> _Task prompt_: Go through the entries below and copy every line that holds the word "true".

[Collection entries]
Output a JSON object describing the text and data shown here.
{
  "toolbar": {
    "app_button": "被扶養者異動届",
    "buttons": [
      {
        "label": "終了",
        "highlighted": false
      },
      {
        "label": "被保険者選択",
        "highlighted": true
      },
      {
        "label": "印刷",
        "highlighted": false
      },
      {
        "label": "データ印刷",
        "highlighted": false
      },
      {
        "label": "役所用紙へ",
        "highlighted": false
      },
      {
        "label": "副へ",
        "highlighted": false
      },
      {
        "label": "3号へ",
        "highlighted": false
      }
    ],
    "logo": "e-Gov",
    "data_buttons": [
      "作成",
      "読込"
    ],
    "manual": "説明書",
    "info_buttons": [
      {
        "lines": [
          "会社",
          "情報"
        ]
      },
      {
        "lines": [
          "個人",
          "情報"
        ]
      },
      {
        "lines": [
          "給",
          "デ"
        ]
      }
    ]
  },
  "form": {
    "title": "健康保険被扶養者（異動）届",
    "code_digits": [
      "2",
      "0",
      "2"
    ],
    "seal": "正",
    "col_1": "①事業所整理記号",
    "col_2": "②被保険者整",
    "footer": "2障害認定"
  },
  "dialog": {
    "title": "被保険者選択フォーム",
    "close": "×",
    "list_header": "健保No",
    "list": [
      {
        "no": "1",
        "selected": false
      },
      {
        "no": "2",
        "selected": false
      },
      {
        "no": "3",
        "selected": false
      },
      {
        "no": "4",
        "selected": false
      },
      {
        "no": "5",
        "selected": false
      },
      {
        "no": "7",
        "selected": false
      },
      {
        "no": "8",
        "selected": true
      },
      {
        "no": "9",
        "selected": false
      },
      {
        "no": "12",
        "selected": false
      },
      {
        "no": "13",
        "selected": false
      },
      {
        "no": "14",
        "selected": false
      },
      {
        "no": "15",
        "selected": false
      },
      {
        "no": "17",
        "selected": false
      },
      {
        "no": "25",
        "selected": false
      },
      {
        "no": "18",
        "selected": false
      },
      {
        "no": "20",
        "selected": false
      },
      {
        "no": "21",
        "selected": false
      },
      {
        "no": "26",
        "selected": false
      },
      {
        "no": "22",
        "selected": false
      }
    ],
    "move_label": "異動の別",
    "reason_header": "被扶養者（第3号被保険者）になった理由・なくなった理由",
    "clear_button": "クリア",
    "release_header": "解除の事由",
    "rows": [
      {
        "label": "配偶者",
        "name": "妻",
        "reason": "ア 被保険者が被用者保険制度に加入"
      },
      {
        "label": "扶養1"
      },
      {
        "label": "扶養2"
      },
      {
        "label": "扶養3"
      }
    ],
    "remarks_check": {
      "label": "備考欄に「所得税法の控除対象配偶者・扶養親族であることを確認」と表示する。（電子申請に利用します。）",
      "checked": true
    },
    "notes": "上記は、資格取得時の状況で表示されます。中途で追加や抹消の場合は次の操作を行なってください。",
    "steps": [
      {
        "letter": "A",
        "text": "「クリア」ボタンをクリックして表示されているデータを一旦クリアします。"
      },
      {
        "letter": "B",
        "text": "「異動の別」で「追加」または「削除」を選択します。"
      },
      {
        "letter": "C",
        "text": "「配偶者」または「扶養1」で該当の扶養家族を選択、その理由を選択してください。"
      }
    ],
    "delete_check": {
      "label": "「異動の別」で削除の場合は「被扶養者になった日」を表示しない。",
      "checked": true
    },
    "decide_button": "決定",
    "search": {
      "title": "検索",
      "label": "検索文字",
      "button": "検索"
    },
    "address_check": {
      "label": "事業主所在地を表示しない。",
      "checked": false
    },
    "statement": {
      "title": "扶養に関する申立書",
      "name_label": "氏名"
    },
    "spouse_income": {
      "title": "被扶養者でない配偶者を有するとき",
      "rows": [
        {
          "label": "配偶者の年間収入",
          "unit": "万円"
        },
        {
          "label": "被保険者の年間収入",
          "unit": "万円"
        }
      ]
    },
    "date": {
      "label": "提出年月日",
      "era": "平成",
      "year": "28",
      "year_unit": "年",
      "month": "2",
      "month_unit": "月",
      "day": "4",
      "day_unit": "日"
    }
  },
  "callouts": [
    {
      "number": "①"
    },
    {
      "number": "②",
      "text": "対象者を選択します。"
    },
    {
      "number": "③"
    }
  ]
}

> _Answer to this task_:
        "highlighted": true
        "selected": true
      "checked": true
      "checked": true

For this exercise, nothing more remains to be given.